**WORK TASK:** How many lines in the records below include "cert"? Answer with the number only.

**DATASET CONTENT:**
# # # #
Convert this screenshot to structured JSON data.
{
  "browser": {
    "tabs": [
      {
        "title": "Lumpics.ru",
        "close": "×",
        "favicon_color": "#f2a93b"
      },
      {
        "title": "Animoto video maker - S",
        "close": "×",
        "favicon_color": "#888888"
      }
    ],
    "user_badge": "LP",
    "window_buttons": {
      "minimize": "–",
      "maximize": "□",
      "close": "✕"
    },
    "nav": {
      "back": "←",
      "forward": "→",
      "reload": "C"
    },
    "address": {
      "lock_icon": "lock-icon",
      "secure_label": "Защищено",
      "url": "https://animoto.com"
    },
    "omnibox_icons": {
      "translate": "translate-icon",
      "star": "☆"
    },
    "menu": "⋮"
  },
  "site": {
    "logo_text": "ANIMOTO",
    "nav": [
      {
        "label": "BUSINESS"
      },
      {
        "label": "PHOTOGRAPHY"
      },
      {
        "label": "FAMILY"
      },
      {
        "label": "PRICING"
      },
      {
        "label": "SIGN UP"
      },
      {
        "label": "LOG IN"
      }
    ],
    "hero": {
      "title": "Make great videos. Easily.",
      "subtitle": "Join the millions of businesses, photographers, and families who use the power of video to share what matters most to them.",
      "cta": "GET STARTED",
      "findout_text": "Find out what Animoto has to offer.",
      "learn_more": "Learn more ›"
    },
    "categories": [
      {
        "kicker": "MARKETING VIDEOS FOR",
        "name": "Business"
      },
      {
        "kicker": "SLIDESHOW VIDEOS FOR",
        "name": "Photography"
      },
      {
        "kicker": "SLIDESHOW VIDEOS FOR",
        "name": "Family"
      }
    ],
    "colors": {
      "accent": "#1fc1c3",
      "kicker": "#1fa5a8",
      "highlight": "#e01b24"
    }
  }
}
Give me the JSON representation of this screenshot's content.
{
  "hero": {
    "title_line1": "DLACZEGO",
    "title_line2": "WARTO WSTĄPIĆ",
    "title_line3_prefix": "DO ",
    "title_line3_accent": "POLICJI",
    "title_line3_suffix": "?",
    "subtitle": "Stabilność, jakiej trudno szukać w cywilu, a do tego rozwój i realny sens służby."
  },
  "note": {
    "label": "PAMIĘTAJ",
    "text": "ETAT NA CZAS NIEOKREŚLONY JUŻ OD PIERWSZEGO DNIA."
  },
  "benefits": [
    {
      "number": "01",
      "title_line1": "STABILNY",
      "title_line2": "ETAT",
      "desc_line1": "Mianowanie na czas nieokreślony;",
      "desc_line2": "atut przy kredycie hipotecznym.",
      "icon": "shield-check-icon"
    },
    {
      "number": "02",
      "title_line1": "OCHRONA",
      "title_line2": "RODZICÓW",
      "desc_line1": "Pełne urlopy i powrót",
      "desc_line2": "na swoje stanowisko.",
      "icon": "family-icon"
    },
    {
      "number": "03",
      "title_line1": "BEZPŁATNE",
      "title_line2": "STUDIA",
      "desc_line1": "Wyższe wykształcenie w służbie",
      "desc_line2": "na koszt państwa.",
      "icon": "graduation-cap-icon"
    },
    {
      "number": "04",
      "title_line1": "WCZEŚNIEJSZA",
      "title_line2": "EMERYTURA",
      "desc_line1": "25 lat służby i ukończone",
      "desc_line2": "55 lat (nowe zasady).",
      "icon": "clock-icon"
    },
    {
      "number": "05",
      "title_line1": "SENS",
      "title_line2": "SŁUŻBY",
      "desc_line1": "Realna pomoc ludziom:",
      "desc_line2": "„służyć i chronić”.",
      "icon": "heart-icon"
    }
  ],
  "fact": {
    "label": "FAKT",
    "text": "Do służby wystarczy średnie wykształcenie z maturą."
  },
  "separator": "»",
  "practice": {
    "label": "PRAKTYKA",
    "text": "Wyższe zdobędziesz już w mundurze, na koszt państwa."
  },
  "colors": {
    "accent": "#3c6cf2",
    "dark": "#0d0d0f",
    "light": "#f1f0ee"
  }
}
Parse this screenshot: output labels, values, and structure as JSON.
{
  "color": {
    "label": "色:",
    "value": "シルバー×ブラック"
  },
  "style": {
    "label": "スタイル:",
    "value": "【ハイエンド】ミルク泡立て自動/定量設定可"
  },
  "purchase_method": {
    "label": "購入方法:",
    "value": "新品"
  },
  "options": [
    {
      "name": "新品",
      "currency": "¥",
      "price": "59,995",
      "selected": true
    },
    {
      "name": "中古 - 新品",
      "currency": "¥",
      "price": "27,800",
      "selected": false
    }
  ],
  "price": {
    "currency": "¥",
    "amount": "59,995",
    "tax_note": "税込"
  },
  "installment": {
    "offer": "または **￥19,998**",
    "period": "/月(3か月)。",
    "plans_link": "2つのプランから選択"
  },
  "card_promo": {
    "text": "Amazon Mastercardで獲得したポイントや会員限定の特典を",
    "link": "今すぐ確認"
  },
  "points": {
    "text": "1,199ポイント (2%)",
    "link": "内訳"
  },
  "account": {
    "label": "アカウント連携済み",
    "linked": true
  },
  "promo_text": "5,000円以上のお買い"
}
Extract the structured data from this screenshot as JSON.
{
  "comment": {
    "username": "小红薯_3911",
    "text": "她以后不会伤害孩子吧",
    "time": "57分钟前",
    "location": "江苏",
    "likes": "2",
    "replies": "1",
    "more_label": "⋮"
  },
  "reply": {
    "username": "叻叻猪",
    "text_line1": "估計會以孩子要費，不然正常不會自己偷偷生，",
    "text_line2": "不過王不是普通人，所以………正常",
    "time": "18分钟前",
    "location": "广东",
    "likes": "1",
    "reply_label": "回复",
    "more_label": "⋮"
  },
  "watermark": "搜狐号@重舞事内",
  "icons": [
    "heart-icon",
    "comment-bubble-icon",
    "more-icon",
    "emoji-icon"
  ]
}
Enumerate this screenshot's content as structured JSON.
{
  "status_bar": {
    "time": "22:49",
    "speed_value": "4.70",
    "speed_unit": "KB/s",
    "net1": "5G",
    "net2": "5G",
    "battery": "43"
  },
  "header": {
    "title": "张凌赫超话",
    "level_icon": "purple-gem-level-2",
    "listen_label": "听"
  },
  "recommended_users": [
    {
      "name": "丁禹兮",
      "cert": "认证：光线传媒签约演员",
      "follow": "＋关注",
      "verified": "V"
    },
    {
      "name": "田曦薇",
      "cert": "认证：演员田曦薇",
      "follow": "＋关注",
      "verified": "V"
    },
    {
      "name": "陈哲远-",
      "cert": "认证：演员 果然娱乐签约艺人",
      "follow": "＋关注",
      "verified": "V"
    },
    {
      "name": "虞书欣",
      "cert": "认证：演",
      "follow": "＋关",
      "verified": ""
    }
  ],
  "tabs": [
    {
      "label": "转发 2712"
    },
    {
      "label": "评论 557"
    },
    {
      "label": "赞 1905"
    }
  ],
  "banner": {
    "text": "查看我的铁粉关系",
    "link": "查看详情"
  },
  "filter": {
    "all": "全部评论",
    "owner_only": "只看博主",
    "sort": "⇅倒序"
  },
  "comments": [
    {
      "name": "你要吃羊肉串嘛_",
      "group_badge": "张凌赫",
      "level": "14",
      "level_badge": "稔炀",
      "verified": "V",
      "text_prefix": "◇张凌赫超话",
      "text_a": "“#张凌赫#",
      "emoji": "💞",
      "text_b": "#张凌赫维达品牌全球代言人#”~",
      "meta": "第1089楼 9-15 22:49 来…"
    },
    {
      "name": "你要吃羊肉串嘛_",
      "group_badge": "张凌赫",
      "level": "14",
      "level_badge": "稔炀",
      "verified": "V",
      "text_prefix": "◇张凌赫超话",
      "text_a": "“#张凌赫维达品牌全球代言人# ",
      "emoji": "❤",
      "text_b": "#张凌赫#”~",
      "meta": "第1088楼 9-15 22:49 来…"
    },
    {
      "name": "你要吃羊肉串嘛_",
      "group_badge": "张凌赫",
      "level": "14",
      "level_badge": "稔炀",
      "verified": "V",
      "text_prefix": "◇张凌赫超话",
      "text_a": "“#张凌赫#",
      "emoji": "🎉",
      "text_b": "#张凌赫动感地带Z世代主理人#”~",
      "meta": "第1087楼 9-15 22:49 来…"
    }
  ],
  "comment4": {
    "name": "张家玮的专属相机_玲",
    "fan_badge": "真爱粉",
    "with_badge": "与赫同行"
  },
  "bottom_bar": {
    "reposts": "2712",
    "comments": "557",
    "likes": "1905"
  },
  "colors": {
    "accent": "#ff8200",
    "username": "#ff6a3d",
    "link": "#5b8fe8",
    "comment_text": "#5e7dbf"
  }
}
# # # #
**WRITTEN ANSWER:** 4